It is very widely known that dental disease is the most common infection in small animals. We do know that by the age of probably three or four as much as 75% of dogs and cats will have some level of periodontal disease in their mouth. That's an incredible amount of animals that have some levels of disease. I don't want to scare people into thinking that every animal needs five or six extractions, or has teeth that are extremely affected. When we say periodontal disease, it might be early disease, but at the same time, it is becoming a stage we're not going to be able to reverse. True periodontal pathology is on its way if we don't take care of it, if we're not aggressive with preventing it, irreversible disease is right around the corner, unless their owners are very, very aggressive with their home care, which is of course where we would love to see everybody at. They will all experience some level of dental disease. The very difficult thing for us to determine is how much discomfort and how much pain they are in. We can assume what probably would hurt a person, would probably be uncomfortable to a person as well, but we can't 100% prove that."

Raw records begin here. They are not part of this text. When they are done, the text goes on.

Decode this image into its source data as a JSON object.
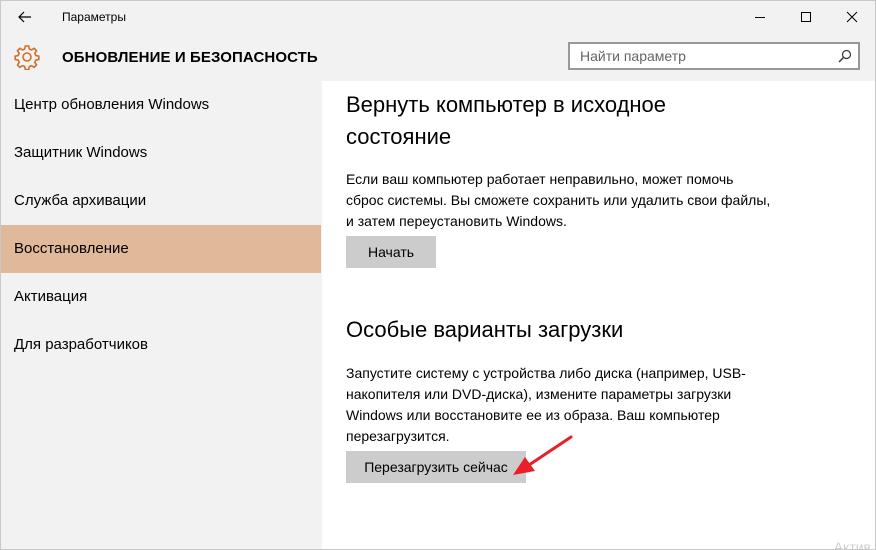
{
  "window": {
    "title": "Параметры",
    "controls": [
      "minimize",
      "maximize",
      "close"
    ]
  },
  "header": {
    "section_title": "ОБНОВЛЕНИЕ И БЕЗОПАСНОСТЬ",
    "search_placeholder": "Найти параметр"
  },
  "sidebar": {
    "items": [
      {
        "label": "Центр обновления Windows"
      },
      {
        "label": "Защитник Windows"
      },
      {
        "label": "Служба архивации"
      },
      {
        "label": "Восстановление",
        "active": true
      },
      {
        "label": "Активация"
      },
      {
        "label": "Для разработчиков"
      }
    ]
  },
  "content": {
    "reset": {
      "heading_line1": "Вернуть компьютер в исходное",
      "heading_line2": "состояние",
      "text_line1": "Если ваш компьютер работает неправильно, может помочь",
      "text_line2": "сброс системы. Вы сможете сохранить или удалить свои файлы,",
      "text_line3": "и затем переустановить Windows.",
      "button_label": "Начать"
    },
    "advanced": {
      "heading": "Особые варианты загрузки",
      "text_line1": "Запустите систему с устройства либо диска (например, USB-",
      "text_line2": "накопителя или DVD-диска), измените параметры загрузки",
      "text_line3": "Windows или восстановите ее из образа. Ваш компьютер",
      "text_line4": "перезагрузится.",
      "button_label": "Перезагрузить сейчас"
    },
    "watermark": "Актив"
  },
  "colors": {
    "active_item": "#e0b89a",
    "button_bg": "#cccccc",
    "sidebar_bg": "#f2f2f2",
    "arrow": "#e8202a"
  }
}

OUTRO: And that's another K-State Pet Health Podcast. Check back later for more important information for your pet.